B.A., University of Washington; J.D., Indiana University; LL.M., Georgetown
Professor Simshaw is a former supervising attorney with the Institute for Public Representation, where he specialized in communications and technology law and represented public interest organizations in rulemakings and adjudications before federal agencies and in litigation before federal appellate courts. In 2017, he received the H. Latham Breunig Humanitarian Award, given biennially by Telecommunications for the Deaf and Hard of Hearing, Inc., in recognition of his pro bono advocacy on behalf of people with disabilities. He previously taught as a fellow in Georgetown Law’s Communications and Technology Law Clinic and at Elon University School of Law.

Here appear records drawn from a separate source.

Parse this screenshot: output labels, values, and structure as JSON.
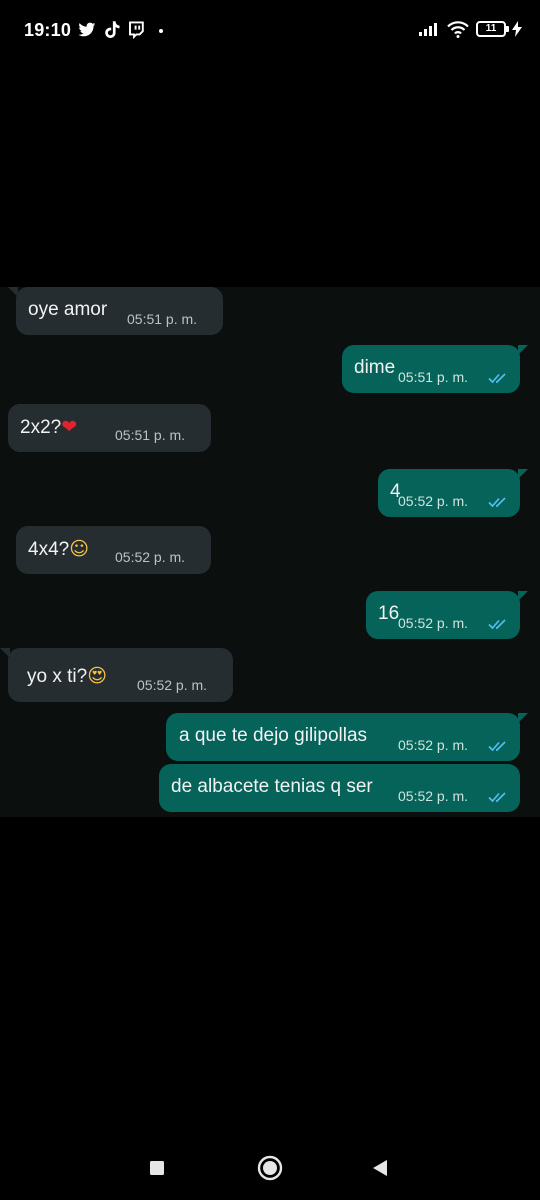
{
  "status_bar": {
    "time": "19:10",
    "left_icons": [
      "twitter-icon",
      "tiktok-icon",
      "twitch-icon"
    ],
    "battery": "11"
  },
  "messages": [
    {
      "dir": "in",
      "text": "oye amor",
      "emoji": "",
      "time": "05:51 p. m."
    },
    {
      "dir": "out",
      "text": "dime",
      "emoji": "",
      "time": "05:51 p. m.",
      "status": "read"
    },
    {
      "dir": "in",
      "text": "2x2?",
      "emoji": "❤",
      "time": "05:51 p. m."
    },
    {
      "dir": "out",
      "text": "4",
      "emoji": "",
      "time": "05:52 p. m.",
      "status": "read"
    },
    {
      "dir": "in",
      "text": "4x4?",
      "emoji": "☺",
      "time": "05:52 p. m."
    },
    {
      "dir": "out",
      "text": "16",
      "emoji": "",
      "time": "05:52 p. m.",
      "status": "read"
    },
    {
      "dir": "in",
      "text": "yo x ti?",
      "emoji": "😍",
      "time": "05:52 p. m."
    },
    {
      "dir": "out",
      "text": "a que te dejo gilipollas",
      "emoji": "",
      "time": "05:52 p. m.",
      "status": "read"
    },
    {
      "dir": "out",
      "text": "de albacete tenias q ser",
      "emoji": "",
      "time": "05:52 p. m.",
      "status": "read"
    }
  ],
  "colors": {
    "incoming_bubble": "#252d31",
    "outgoing_bubble": "#05635a",
    "read_ticks": "#53bdeb"
  },
  "nav_bar": [
    "recents-button",
    "home-button",
    "back-button"
  ]
}
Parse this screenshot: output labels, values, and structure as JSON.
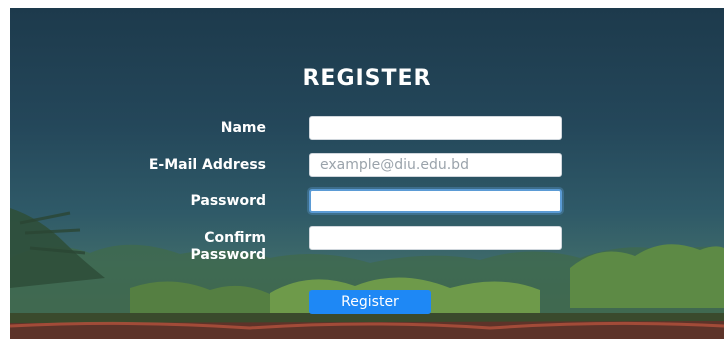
{
  "form": {
    "title": "REGISTER",
    "name_label": "Name",
    "name_value": "",
    "email_label": "E-Mail Address",
    "email_placeholder": "example@diu.edu.bd",
    "password_label": "Password",
    "password_value": "",
    "confirm_label_line1": "Confirm",
    "confirm_label_line2": "Password",
    "confirm_value": "",
    "submit_label": "Register"
  },
  "colors": {
    "background_top": "#1d3a4c",
    "button": "#1e88f5",
    "focus_ring": "#5b9bd5"
  }
}
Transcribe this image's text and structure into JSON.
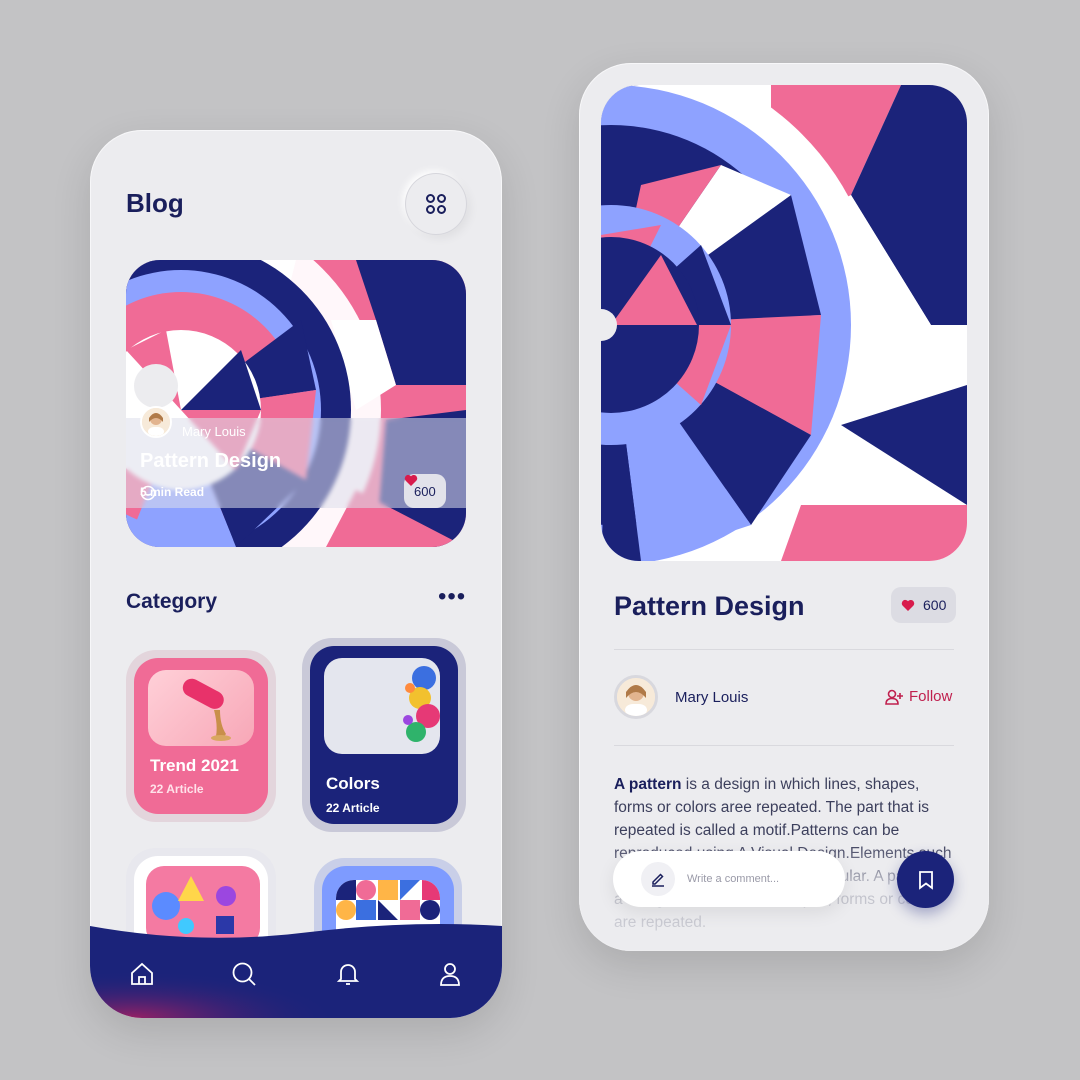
{
  "blog": {
    "title": "Blog",
    "hero": {
      "author": "Mary Louis",
      "title": "Pattern Design",
      "read_time": "5 min Read",
      "likes": "600"
    },
    "category": {
      "title": "Category",
      "items": [
        {
          "name": "Trend 2021",
          "count": "22 Article"
        },
        {
          "name": "Colors",
          "count": "22 Article"
        },
        {
          "name": "",
          "count": ""
        },
        {
          "name": "",
          "count": ""
        }
      ]
    },
    "nav": [
      "home-icon",
      "search-icon",
      "bell-icon",
      "user-icon"
    ]
  },
  "detail": {
    "title": "Pattern Design",
    "likes": "600",
    "author": "Mary Louis",
    "follow_label": "Follow",
    "paragraph_lead": "A pattern",
    "paragraph_rest": " is a design in which  lines, shapes, forms or colors aree repeated. The part that is repeated is called a motif.Patterns can be reproduced using A Visual Design.Elements such as shapes, colors regular or irregular. A pattern is a design in which lines, shapes, forms or colors are repeated.",
    "comment_placeholder": "Write a comment..."
  },
  "colors": {
    "navy": "#1b237a",
    "pink": "#f06b96",
    "accent_red": "#c0204e",
    "background": "#c3c3c5"
  }
}
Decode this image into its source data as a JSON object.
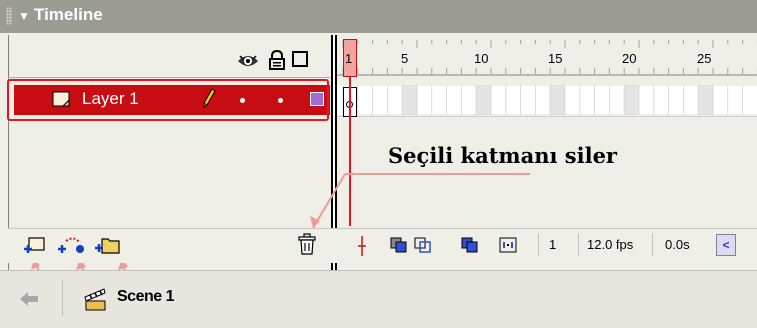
{
  "panel": {
    "title": "Timeline"
  },
  "layers": [
    {
      "name": "Layer 1",
      "selected": true,
      "color": "#a46bd0"
    }
  ],
  "ruler": {
    "playhead_frame": "1",
    "labels": [
      "5",
      "10",
      "15",
      "20",
      "25"
    ]
  },
  "annotation": {
    "text": "Seçili katmanı siler"
  },
  "status": {
    "current_frame": "1",
    "fps": "12.0 fps",
    "elapsed": "0.0s"
  },
  "scene": {
    "name": "Scene 1"
  },
  "icons": {
    "header": [
      "eye-icon",
      "lock-icon",
      "outline-icon"
    ],
    "layer_row": [
      "layer-icon",
      "pencil-icon"
    ],
    "bottom_left": [
      "insert-layer-icon",
      "add-motion-guide-icon",
      "insert-layer-folder-icon"
    ],
    "bottom_right": [
      "trash-icon"
    ],
    "onion": [
      "center-frame-icon",
      "onion-skin-icon",
      "onion-skin-outlines-icon",
      "edit-multiple-frames-icon",
      "modify-onion-markers-icon"
    ],
    "scene_bar": [
      "back-arrow-icon",
      "clapper-icon"
    ]
  },
  "colors": {
    "selected_layer": "#c80d12",
    "highlight": "#e8141e",
    "title_bar": "#9c9c94"
  }
}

Professor Simshaw researches and publishes in the areas of communications and technology law, including the regulation of emerging technologies, the ethical implications of technology in law practice, and legal practice pedagogy in light of new technologies. His article, Ethical Issues in Robo-Lawyering: The Need for Guidance on Developing and Using Artificial Intelligence in the Practice of Law, forthcoming in the Hastings Law Journal, was presented at Yale Law School’s 2017 We Robot Conference, and is the culmination of research he has presented at workshops, discussion groups, CLEs, and webinars hosted by, among others, Georgetown Law School, the American Association of Law Schools, and the Robotics and AI Committee of the American Bar Association. His work has also been published in the Minnesota Journal of Law, Science, & Technology (co-authored), the Richmond Journal of Law & Technology (co-authored), the Tennessee Journal of Race, Gender, & Social Justice (symposium issue), the American Journal of Trial Advocacy (symposium issue), and the Federal Communications Law Journal (note).

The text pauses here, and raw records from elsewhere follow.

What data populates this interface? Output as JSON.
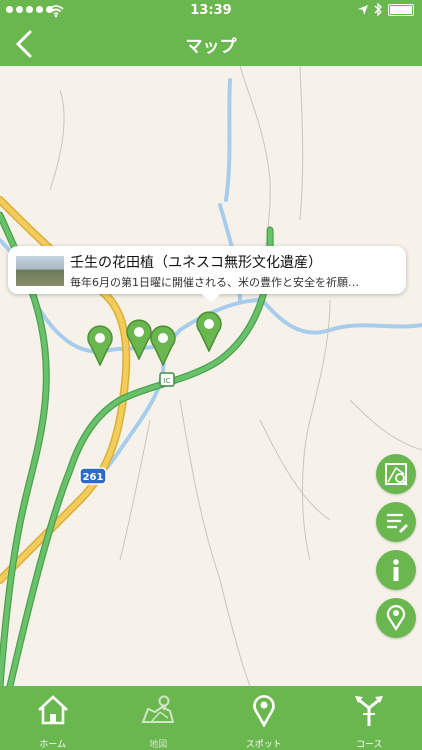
{
  "status": {
    "time": "13:39"
  },
  "nav": {
    "title": "マップ"
  },
  "map": {
    "road_shield": "261",
    "ic_label": "IC",
    "callout": {
      "title": "壬生の花田植（ユネスコ無形文化遺産）",
      "description": "毎年6月の第1日曜に開催される、米の豊作と安全を祈願…"
    }
  },
  "tabs": [
    {
      "label": "ホーム",
      "icon": "home-icon"
    },
    {
      "label": "地図",
      "icon": "map-icon"
    },
    {
      "label": "スポット",
      "icon": "spot-pin-icon"
    },
    {
      "label": "コース",
      "icon": "course-arrows-icon"
    }
  ],
  "colors": {
    "accent": "#6bb74f",
    "road_major": "#f3cd5c",
    "road_highway": "#69c26a",
    "river": "#a8cdec"
  }
}
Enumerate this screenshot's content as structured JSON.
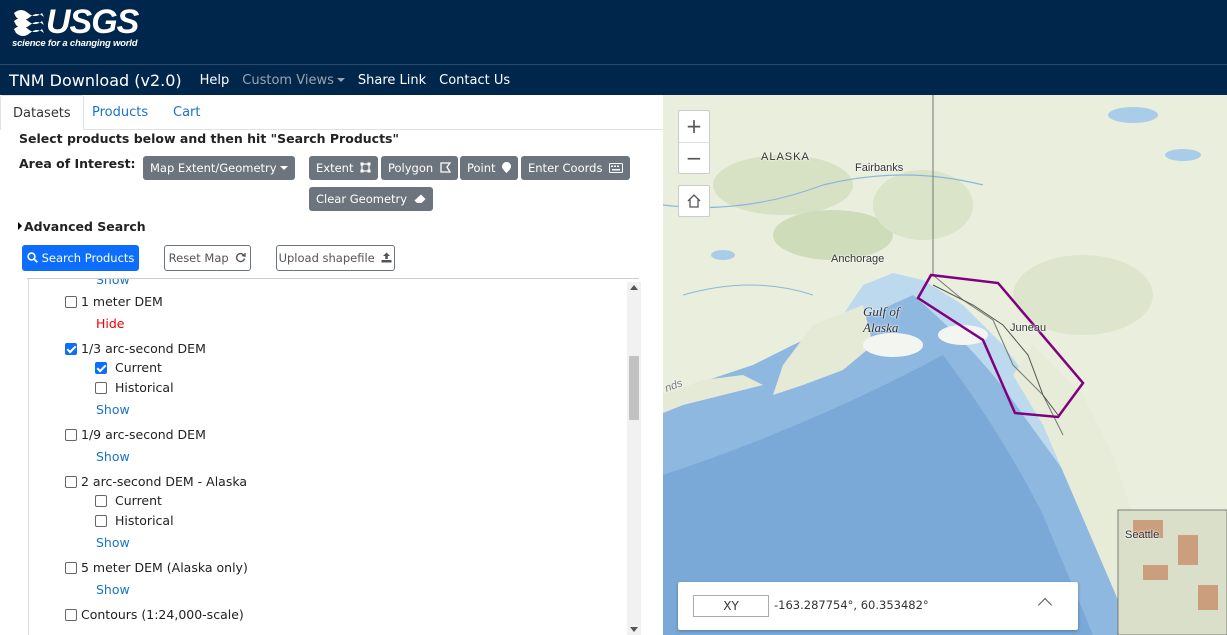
{
  "logo": {
    "wordmark": "USGS",
    "tagline": "science for a changing world"
  },
  "nav": {
    "brand": "TNM Download (v2.0)",
    "items": [
      {
        "label": "Help"
      },
      {
        "label": "Custom Views"
      },
      {
        "label": "Share Link"
      },
      {
        "label": "Contact Us"
      }
    ]
  },
  "tabs": [
    "Datasets",
    "Products",
    "Cart"
  ],
  "instructions": "Select products below and then hit \"Search Products\"",
  "aoi": {
    "label": "Area of Interest:",
    "dropdown": "Map Extent/Geometry",
    "buttons": [
      "Extent",
      "Polygon",
      "Point",
      "Enter Coords"
    ],
    "clear": "Clear Geometry"
  },
  "advanced_search": "Advanced Search",
  "actions": {
    "search": "Search Products",
    "reset": "Reset Map",
    "upload": "Upload shapefile"
  },
  "list": {
    "show": "Show",
    "hide": "Hide",
    "current": "Current",
    "historical": "Historical",
    "items": [
      {
        "label": "1 meter DEM",
        "checked": false
      },
      {
        "label": "1/3 arc-second DEM",
        "checked": true
      },
      {
        "label": "1/9 arc-second DEM",
        "checked": false
      },
      {
        "label": "2 arc-second DEM - Alaska",
        "checked": false
      },
      {
        "label": "5 meter DEM (Alaska only)",
        "checked": false
      },
      {
        "label": "Contours (1:24,000-scale)",
        "checked": false
      }
    ]
  },
  "map": {
    "labels": {
      "alaska": "ALASKA",
      "fairbanks": "Fairbanks",
      "anchorage": "Anchorage",
      "gulf1": "Gulf of",
      "gulf2": "Alaska",
      "juneau": "Juneau",
      "seattle": "Seattle",
      "partial": "nds"
    },
    "coord_mode": "XY",
    "coord_value": "-163.287754°, 60.353482°",
    "polygon_color": "#800080"
  }
}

A proud AmeriCorps alum, Professor Simshaw earned his B.A. from the University of Washington, his J.D. from the Indiana University Maurer School of Law where he served as an Articles Editor for the Federal Communications Law Journal, and his LL.M. in Advocacy with distinction from Georgetown Law.